Advertising is a paid form of persuasive communication that uses mass and interactive media to reach broad audiences in order to connect an identified sponsor with buyers (a target audience), provide information about products (goods, services, and ideas), and interpret the product features in terms of the customer’s needs and wants.
This definition has a number of elements and the definition is changing because of new technology, media shifts, and cultural changes.
•Advertising is usually paid for by the advertiser who has a product to sell, although some forms of advertising, such as public service announcements (PSAs), use donated space and time.
•Not only is the message paid for, but the sponsor is identified.
•Although advertising began as one-way communication, digital media has introduced new forms of two-way and multiple-way brand-related communication.
•Advertising generally reaches a broad audience of potential consumers, either as a mass audience or smaller targeted groups. However, direct response advertising, especially those practices that involve digital communication, has the ability to address individual members of the audience. So some advertising can deliver one-to-one communication to a large group of people.
•In traditional advertising, the message is conveyed through many different kinds of mass media, which are largely non-personal messages. This non-personal characteristic, however, is changing with the introduction of more interactive types of media. A great deal of emphasis is now placed on word-of-mouth, which is now defined as personal communication through new media forms rather than “scripted messages in a paid format,” according to agency CEO Richard Edelman.
•Most advertising has a defined strategy and seeks to inform consumers and make them aware of a brand, company, or organization. In many cases, it also tries to persuade or influence consumers to do something. Persuasion may also involve emotional messages.
Is Advertising the Only Tool in the Promotional Toolkit?

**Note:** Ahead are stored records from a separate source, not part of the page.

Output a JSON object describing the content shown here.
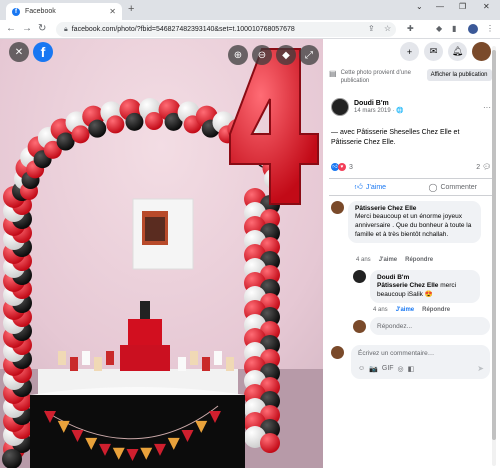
{
  "browser": {
    "tab_title": "Facebook",
    "new_tab": "+",
    "address": "facebook.com/photo/?fbid=546827482393140&set=t.100010768057678",
    "controls": {
      "minimize": "—",
      "maximize": "❐",
      "close": "✕",
      "chevron": "⌄"
    }
  },
  "viewer": {
    "close": "✕",
    "logo": "f",
    "zoom_in": "⊕",
    "zoom_out": "⊖",
    "tag": "◆",
    "fullscreen": "⤢"
  },
  "photo_banner_letters": [
    "H",
    "A",
    "P",
    "P",
    "Y",
    "B",
    "I",
    "R",
    "T",
    "H",
    "D",
    "A",
    "Y"
  ],
  "colors": {
    "fb_blue": "#1877f2",
    "balloon_red": "#d90f1d",
    "balloon_black": "#151515",
    "balloon_white": "#f4f4f4"
  },
  "panel": {
    "notice_text": "Cette photo provient d’une publication",
    "notice_button": "Afficher la publication",
    "author_name": "Doudi B'm",
    "date": "14 mars 2019 · 🌐",
    "more": "···",
    "post_text": "— avec Pâtisserie Sheselles Chez Elle et Pâtisserie Chez Elle.",
    "reaction_count": "3",
    "comment_count": "2",
    "like_label": "J’aime",
    "comment_label": "Commenter",
    "comments": [
      {
        "name": "Pâtisserie Chez Elle",
        "text": "Merci beaucoup et un énorme joyeux anniversaire . Que du bonheur à toute la famille et à très bientôt nchallah.",
        "age": "4 ans",
        "like": "J'aime",
        "reply": "Répondre"
      },
      {
        "name": "Doudi B'm",
        "mention": "Pâtisserie Chez Elle",
        "text": " merci beaucoup iSalik 😍",
        "age": "4 ans",
        "like": "J'aime",
        "reply": "Répondre"
      }
    ],
    "reply_placeholder": "Répondez...",
    "write_placeholder": "Écrivez un commentaire…",
    "write_icons": [
      "☺",
      "📷",
      "GIF",
      "◎",
      "◧"
    ],
    "send": "➤"
  }
}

•It’s not the only tool, although it may be the biggest. In the United States, advertising is a $30 billion industry. Advertising is often seen as the driving force in marketing communication because it commands the largest budget, as well as the largest number of agencies and professionals. Tables 1.1 and 1.2 give some indication of the size and scope of the advertising industry.
•Advertising’s original purpose was to sell something, but over the years, other promotional tools with different sets of strengths have developed to help meet that objective. They include publicity or public relations, direct-response advertising, and sales promotion. These tools are also used to identify, inform, and persuade. The proper name for this bundle of tools is marketing communication (marcom), an umbrella term that refers to all forms of communication about a brand that appear in a variety of media.
•In addition to marketing communication, advertising also has a role in the functioning of the economy and society. This is illustrated in the ‘1984” commercial that launched the Apple Macintosh. As you read about this commercial in the Matter of Practice feature in this chapter, note how it demonstrated all four functions – marketing, communication, social and economic.
Marketing and Communication Roles
•In its marketing and communication roles, advertising transforms a product into a distinctive brand by creating an image and personality that goes beyond straightforward product features. As advertising showcases brands, it also creates consumer demand and makes statements that reflect social issues and trends.
Economic and Societal Roles
•Advertising flourishes in societies that enjoy economic abundance, in which supply exceeds demand. In such societies, advertising extends beyond...